The Norman Milkmaid is one of France’s most enduring symbols, both for outsiders and for the region’s people. This figure appears frequently in early nineteenth-century travel literature and popular art.
It also is an iconic symbol of Normandy’s rich faience pottery tradition, influenced by both French and European ceramic traditions. It was especially common in the city of Rouen, where faience is still produced today.
In contrast to the wares produced at Nevers, however, Rouen faience is a more traditional style of glazed earthenware made in the tin-glaze method. While this process originated in Italy, it was eventually developed and refined by the French.
This type of jug can be found on the walls of some churches, taverns, and other buildings in France. The design of these jugs may reflect the local landscape or the style of the church.
They are often depicted in paintings of heroic figures (fig. 1).
The jug also represents a significant part of the culture of the region, and is used in many local dishes.
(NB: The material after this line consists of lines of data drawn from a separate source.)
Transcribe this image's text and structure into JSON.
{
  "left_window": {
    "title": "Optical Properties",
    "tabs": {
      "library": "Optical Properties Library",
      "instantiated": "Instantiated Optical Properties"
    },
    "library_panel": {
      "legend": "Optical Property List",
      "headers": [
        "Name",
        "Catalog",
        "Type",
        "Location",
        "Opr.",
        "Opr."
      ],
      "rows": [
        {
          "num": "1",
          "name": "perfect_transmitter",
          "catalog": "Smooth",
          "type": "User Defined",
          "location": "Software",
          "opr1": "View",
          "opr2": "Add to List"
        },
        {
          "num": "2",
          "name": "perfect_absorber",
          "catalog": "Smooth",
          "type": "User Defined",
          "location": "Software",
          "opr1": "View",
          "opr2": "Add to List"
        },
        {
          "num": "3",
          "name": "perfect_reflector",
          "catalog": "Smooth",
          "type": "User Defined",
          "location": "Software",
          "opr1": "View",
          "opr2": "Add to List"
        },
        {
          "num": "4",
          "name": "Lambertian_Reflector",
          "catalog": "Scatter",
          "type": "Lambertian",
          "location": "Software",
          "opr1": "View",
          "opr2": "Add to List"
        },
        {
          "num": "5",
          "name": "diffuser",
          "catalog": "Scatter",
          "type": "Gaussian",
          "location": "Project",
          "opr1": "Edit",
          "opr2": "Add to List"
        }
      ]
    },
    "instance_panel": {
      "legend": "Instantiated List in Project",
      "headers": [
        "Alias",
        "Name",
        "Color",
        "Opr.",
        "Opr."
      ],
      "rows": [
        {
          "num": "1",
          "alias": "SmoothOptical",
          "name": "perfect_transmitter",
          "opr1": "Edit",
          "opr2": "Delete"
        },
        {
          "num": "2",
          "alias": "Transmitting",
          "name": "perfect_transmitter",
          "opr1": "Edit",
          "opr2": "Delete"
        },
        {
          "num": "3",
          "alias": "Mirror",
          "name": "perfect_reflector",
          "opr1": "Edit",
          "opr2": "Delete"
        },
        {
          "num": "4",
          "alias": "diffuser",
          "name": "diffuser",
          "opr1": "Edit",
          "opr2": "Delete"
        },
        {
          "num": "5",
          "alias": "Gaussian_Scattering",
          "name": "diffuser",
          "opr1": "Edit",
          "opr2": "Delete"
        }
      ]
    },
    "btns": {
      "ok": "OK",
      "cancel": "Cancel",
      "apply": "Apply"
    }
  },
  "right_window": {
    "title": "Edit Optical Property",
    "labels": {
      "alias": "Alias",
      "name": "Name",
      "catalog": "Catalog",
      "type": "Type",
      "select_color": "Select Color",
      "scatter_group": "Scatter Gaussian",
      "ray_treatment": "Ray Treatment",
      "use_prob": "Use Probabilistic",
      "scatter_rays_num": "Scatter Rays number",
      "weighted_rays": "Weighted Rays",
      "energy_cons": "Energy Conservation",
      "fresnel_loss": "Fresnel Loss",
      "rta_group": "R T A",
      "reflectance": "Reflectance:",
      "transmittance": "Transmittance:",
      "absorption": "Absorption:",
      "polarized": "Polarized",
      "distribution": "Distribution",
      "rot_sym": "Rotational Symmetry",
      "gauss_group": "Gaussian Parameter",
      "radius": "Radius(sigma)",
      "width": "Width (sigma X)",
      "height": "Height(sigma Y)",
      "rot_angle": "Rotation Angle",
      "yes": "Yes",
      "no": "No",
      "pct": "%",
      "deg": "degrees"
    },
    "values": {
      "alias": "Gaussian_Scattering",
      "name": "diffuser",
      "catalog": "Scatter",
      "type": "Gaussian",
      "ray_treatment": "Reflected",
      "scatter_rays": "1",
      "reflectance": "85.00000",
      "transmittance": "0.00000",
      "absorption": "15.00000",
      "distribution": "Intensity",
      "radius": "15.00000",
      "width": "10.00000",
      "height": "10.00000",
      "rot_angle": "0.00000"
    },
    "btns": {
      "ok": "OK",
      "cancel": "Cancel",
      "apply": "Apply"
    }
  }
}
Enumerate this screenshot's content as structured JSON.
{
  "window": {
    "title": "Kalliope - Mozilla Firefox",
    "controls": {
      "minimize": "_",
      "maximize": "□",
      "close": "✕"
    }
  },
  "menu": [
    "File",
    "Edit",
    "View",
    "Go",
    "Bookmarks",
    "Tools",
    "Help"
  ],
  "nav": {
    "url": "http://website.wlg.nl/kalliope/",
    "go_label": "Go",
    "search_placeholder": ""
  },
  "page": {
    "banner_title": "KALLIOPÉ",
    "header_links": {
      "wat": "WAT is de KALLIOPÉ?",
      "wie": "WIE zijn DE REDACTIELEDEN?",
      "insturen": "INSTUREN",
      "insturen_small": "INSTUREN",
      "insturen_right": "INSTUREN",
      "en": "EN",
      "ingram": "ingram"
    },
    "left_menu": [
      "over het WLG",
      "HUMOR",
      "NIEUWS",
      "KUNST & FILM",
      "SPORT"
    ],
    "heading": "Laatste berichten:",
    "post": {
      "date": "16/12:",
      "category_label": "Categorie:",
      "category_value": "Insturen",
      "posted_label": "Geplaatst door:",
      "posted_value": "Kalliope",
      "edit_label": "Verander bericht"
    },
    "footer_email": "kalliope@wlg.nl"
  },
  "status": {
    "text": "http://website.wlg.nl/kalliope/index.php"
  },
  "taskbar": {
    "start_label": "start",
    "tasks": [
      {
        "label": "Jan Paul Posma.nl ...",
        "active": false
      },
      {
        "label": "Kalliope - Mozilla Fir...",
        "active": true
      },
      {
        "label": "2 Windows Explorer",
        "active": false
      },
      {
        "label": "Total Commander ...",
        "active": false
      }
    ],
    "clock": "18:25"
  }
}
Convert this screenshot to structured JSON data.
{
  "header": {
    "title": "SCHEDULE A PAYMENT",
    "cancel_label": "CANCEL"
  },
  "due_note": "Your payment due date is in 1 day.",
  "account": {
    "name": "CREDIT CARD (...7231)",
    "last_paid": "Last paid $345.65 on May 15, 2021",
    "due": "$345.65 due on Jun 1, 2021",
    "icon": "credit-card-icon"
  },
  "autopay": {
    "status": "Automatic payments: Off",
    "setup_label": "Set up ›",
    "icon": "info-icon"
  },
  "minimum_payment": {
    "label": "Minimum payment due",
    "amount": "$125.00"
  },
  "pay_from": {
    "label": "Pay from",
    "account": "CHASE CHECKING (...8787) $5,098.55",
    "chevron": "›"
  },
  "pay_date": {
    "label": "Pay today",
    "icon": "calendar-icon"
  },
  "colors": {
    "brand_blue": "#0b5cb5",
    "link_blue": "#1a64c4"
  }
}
The image of a milkmaid carrying a copper milk jug is an important motif in Millet’s painting.
This is an interesting example of the way in which Millet’s figurative work was sometimes adapted from illustrations rather than drawn directly from his own memory. This may be in part because he wanted to appeal to urban patrons who would likely recognize the motif of the milkmaid as being a recognizable cliche from French travel illustration. It is also possible that he deliberately sought out this particular cliche for its ethnographical resonance.